======== Information

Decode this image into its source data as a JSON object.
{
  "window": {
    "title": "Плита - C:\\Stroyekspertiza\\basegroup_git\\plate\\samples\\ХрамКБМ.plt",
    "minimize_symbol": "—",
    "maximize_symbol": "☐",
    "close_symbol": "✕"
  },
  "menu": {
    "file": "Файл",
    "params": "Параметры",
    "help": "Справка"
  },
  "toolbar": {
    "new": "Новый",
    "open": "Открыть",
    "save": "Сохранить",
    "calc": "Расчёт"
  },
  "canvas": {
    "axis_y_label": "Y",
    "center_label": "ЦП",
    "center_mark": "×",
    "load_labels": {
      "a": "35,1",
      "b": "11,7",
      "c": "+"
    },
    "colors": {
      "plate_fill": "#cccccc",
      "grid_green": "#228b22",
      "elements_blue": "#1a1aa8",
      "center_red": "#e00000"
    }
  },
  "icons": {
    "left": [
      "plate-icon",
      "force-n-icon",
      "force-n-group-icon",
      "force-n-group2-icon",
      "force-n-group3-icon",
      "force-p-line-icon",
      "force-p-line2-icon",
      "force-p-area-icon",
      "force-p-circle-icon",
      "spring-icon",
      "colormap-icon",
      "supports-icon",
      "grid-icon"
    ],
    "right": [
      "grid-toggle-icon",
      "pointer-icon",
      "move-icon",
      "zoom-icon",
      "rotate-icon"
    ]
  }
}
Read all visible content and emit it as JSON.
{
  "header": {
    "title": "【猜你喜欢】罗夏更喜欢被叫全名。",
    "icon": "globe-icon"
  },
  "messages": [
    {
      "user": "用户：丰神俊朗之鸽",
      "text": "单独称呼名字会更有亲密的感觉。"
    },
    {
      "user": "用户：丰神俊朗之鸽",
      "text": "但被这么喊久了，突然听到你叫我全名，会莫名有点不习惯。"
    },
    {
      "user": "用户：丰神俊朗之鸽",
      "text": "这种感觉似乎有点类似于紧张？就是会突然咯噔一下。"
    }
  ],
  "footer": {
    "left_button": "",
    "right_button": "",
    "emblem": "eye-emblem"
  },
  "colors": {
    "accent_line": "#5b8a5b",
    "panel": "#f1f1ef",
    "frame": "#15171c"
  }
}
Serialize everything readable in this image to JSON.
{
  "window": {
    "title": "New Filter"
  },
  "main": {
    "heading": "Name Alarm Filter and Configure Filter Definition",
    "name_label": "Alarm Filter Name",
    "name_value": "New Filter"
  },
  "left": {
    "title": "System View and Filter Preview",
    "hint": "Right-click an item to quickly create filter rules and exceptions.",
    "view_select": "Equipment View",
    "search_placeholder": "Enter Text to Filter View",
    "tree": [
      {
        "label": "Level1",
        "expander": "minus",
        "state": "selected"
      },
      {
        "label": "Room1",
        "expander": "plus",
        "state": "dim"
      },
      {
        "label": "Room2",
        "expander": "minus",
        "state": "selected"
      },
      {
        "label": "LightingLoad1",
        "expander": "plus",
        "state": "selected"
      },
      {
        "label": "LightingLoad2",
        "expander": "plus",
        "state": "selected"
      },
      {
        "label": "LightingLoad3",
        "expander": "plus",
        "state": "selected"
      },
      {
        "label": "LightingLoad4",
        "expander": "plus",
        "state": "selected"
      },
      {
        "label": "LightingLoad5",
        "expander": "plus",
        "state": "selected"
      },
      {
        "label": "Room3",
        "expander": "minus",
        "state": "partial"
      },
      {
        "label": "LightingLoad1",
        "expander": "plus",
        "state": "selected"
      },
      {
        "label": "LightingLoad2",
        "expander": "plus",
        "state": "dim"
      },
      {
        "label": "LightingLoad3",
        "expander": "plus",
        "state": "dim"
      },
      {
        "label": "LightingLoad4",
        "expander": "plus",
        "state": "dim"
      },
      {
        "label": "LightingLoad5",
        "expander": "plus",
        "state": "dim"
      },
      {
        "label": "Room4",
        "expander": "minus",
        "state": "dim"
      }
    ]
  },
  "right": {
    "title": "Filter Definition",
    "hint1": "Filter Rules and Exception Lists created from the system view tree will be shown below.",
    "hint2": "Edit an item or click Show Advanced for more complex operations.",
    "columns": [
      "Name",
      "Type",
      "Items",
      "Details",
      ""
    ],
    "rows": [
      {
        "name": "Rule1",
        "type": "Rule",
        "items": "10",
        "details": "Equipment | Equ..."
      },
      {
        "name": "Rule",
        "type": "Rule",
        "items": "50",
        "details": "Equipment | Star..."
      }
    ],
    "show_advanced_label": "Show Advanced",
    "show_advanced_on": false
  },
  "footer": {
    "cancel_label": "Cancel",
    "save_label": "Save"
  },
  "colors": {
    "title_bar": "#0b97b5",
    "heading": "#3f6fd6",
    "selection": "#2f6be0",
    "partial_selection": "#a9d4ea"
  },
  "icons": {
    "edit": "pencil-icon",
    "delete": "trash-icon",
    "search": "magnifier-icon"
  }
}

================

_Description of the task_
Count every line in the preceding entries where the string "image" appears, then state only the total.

_Output of the exercise_
2